In which case, you’re allowed to offset however much corporation tax you owe and surrender the balance of your core expenditure for a 25% cash credit.
How is VGTR Calculated?
Now that we understand the variables determining the size of your claim, let’s look at some examples of how VGTR is calculated for companies in various financial situations.
Living Tapestry Studios makes a net profit of £1,000,000 from a London racing game it spent £500,000 developing.
£400,000 of this investment is classified as core expenditure, and £380,000 was invested in the UK and France.
Living Tapestry can claim the smaller of:
- 80% of its £400,000 core expenditure = £320,000
- 100% of its core expenditure incurred in the UK and EEA = £380,000.
So, Living Tapestry can claim tax relief on £320,000 worth of development costs, reducing the corporation tax bill by £60,800. That’s a 15.2% relief rate on £400,000 of core expenditure.
A loss-making studio
Archangel Games makes a net loss of £35,000 and spends £100,000 developing a platformer for iOS and Android.
£90,000 qualifies as core investment, while £50,000 was spent in the UK, Ireland and Norway.
Archangel can claim the smaller of:
- 80% of its £90,000 core expenditure = £72,000
- 100% of its core expenditure incurred in the UK and EEA = £50,000.
So, Archangel can claim a cash credit by surrendering £50,000 of EEA-based core expenditure at 25%, yielding £12,500.
A barely profitable studio
Key/Stroke Ltd. has net profits of £10,000, all generated by an RPG set in medieval Scotland, which cost £400,000 to develop.
£280,000 of Key/Stroke’s expenditure on the RPG counts as core investment, all of which was spent in Britain.
The studio can claim VGTR on the lessor of:
- 80% of its £280,000 core expenditure = £224,000.
- 100% of its core expenditure incurred in the UK and EEA = £280,000.
So, Key/Stroke can claim VGTR on £224,000 of expenditure.
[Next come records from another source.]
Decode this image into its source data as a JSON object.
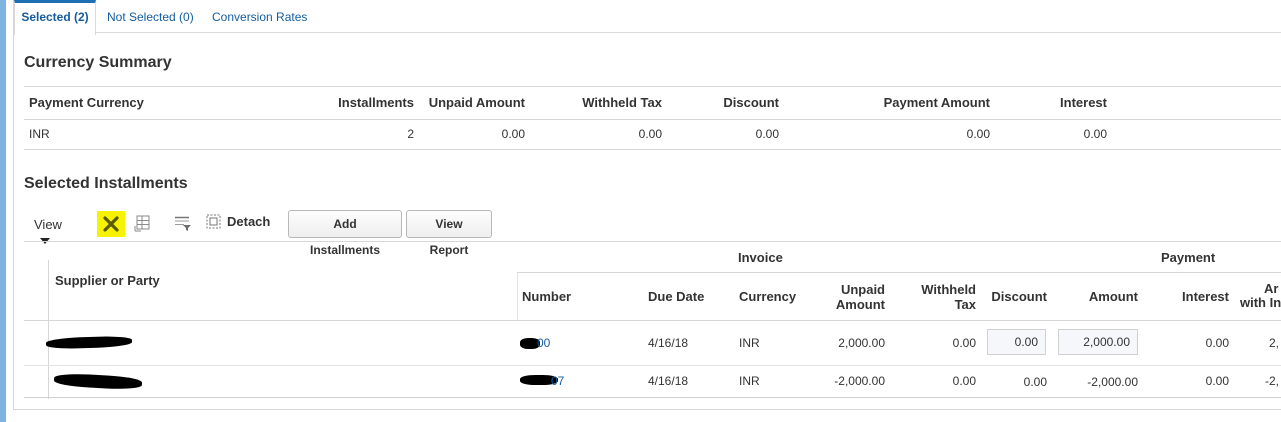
{
  "tabs": [
    {
      "label": "Selected (2)",
      "active": true
    },
    {
      "label": "Not Selected (0)",
      "active": false
    },
    {
      "label": "Conversion Rates",
      "active": false
    }
  ],
  "currency_summary": {
    "title": "Currency Summary",
    "headers": [
      "Payment Currency",
      "Installments",
      "Unpaid Amount",
      "Withheld Tax",
      "Discount",
      "Payment Amount",
      "Interest"
    ],
    "rows": [
      [
        "INR",
        "2",
        "0.00",
        "0.00",
        "0.00",
        "0.00",
        "0.00"
      ]
    ]
  },
  "selected_installments": {
    "title": "Selected Installments",
    "toolbar": {
      "view_label": "View",
      "detach_label": "Detach",
      "add_installments_label": "Add Installments",
      "view_report_label": "View Report",
      "icons": [
        "close-icon",
        "freeze-columns-icon",
        "query-by-example-icon",
        "detach-icon"
      ],
      "highlight_color": "#f7f200"
    },
    "group_headers": {
      "invoice": "Invoice",
      "payment": "Payment"
    },
    "headers": {
      "supplier": "Supplier or Party",
      "number": "Number",
      "due_date": "Due Date",
      "currency": "Currency",
      "unpaid_amount_1": "Unpaid",
      "unpaid_amount_2": "Amount",
      "withheld_tax_1": "Withheld",
      "withheld_tax_2": "Tax",
      "discount": "Discount",
      "amount": "Amount",
      "interest": "Interest",
      "amount_with_interest_1": "Ar",
      "amount_with_interest_2": "with In"
    },
    "rows": [
      {
        "number_suffix": "00",
        "due_date": "4/16/18",
        "currency": "INR",
        "unpaid_amount": "2,000.00",
        "withheld_tax": "0.00",
        "discount": "0.00",
        "amount": "2,000.00",
        "interest": "0.00",
        "amount_with_interest": "2,"
      },
      {
        "number_suffix": "07",
        "due_date": "4/16/18",
        "currency": "INR",
        "unpaid_amount": "-2,000.00",
        "withheld_tax": "0.00",
        "discount": "0.00",
        "amount": "-2,000.00",
        "interest": "0.00",
        "amount_with_interest": "-2,"
      }
    ]
  },
  "colors": {
    "link": "#145c9e",
    "accent": "#1f6fb5",
    "side_bar": "#7fb3e0"
  }
}
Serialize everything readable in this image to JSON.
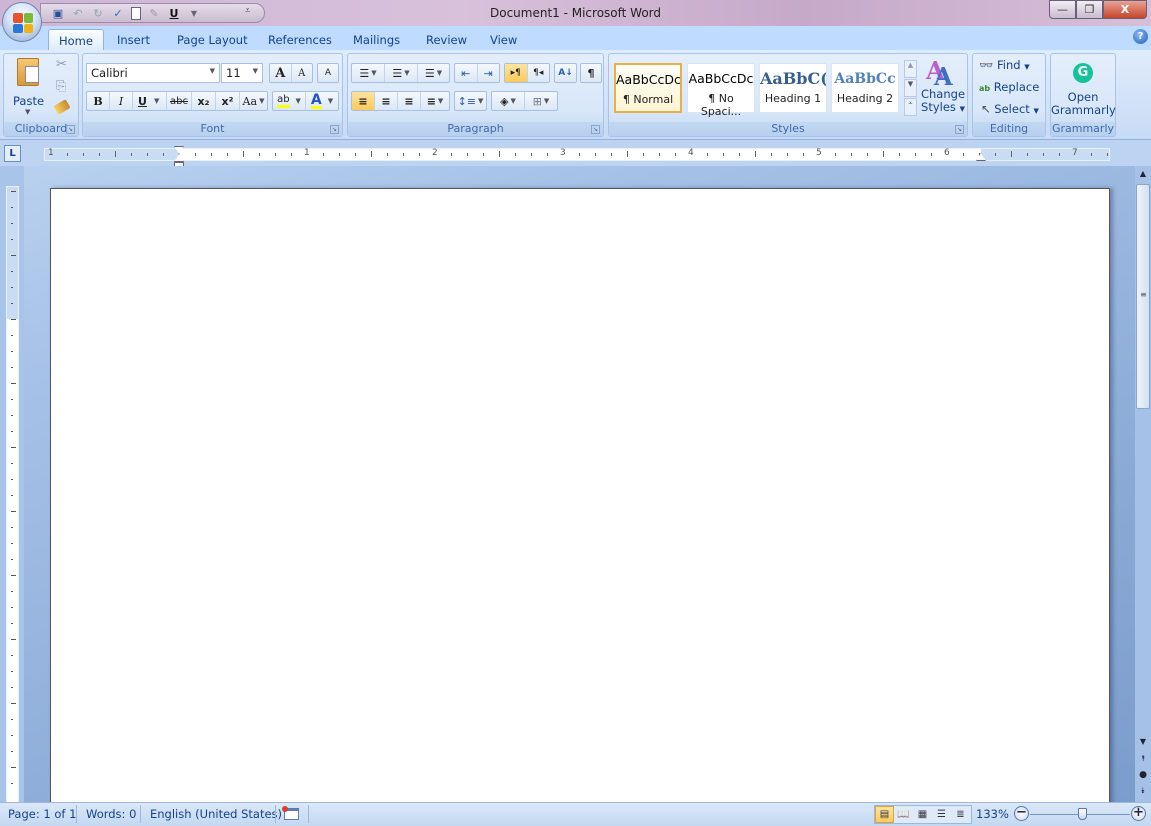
{
  "window": {
    "title": "Document1 - Microsoft Word",
    "controls": {
      "minimize": "—",
      "restore": "❐",
      "close": "X"
    }
  },
  "quick_access": [
    {
      "name": "save-icon",
      "glyph": "💾"
    },
    {
      "name": "undo-icon",
      "glyph": "↶"
    },
    {
      "name": "redo-icon",
      "glyph": "↷"
    },
    {
      "name": "spelling-icon",
      "glyph": "✓"
    },
    {
      "name": "new-document-icon",
      "glyph": "▯"
    },
    {
      "name": "draw-icon",
      "glyph": "✎"
    },
    {
      "name": "underline-icon",
      "glyph": "U"
    },
    {
      "name": "customize-icon",
      "glyph": "▾"
    }
  ],
  "tabs": [
    "Home",
    "Insert",
    "Page Layout",
    "References",
    "Mailings",
    "Review",
    "View"
  ],
  "active_tab": "Home",
  "help_glyph": "?",
  "ribbon": {
    "clipboard": {
      "label": "Clipboard",
      "paste": "Paste",
      "cut_glyph": "✂",
      "copy_glyph": "⎘",
      "format_painter_glyph": "🖌"
    },
    "font": {
      "label": "Font",
      "font_name": "Calibri",
      "font_size": "11",
      "grow": "A",
      "shrink": "A",
      "clear": "A",
      "bold": "B",
      "italic": "I",
      "underline": "U",
      "strike": "abc",
      "subscript": "x₂",
      "superscript": "x²",
      "change_case": "Aa",
      "highlight": "ab",
      "font_color": "A",
      "highlight_color": "#ffff00",
      "font_color_value": "#ff0000"
    },
    "paragraph": {
      "label": "Paragraph",
      "bullets": "☰",
      "numbering": "☰",
      "multilevel": "☰",
      "decrease_indent": "⇤",
      "increase_indent": "⇥",
      "ltr": "▸¶",
      "rtl": "¶◂",
      "sort": "A↓",
      "show_marks": "¶",
      "align_left": "≡",
      "center": "≡",
      "align_right": "≡",
      "justify": "≡",
      "line_spacing": "↕≡",
      "shading": "◈",
      "borders": "⊞"
    },
    "styles": {
      "label": "Styles",
      "items": [
        {
          "preview": "AaBbCcDc",
          "name": "¶ Normal",
          "selected": true
        },
        {
          "preview": "AaBbCcDc",
          "name": "¶ No Spaci...",
          "selected": false
        },
        {
          "preview": "AaBbC(",
          "name": "Heading 1",
          "selected": false
        },
        {
          "preview": "AaBbCc",
          "name": "Heading 2",
          "selected": false
        }
      ],
      "change_styles": "Change Styles",
      "change_styles_line1": "Change",
      "change_styles_line2": "Styles"
    },
    "editing": {
      "label": "Editing",
      "find": "Find",
      "replace": "Replace",
      "select": "Select"
    },
    "grammarly": {
      "label": "Grammarly",
      "open_line1": "Open",
      "open_line2": "Grammarly",
      "brand_color": "#15c39a"
    }
  },
  "ruler": {
    "numbers": [
      "1",
      "1",
      "2",
      "3",
      "4",
      "5",
      "6",
      "7"
    ],
    "tab_selector": "L"
  },
  "statusbar": {
    "page": "Page: 1 of 1",
    "words": "Words: 0",
    "language": "English (United States)",
    "zoom": "133%",
    "zoom_percent": 133,
    "zoom_minus": "−",
    "zoom_plus": "+"
  }
}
However, because of its small profits, the studio only owes £1,900 in corporation tax, which can be offset with just £10,000 of qualifying costs.
Key/Stoke can now surrender the remaining £214,000 for a cash credit worth £53,500, giving the studio a combined relief of £55,400; a combined rate of £19.8%.
Maximise your relief
VGTR is a great source of funding for studios looking to develop a new game, expand existing titles, and invest more in marketing.
If you want to make sure you’re getting as much money as possible from the government, just drop GrantTree a message.
Our VGTR experts are standing by to get the ball rolling on your claim.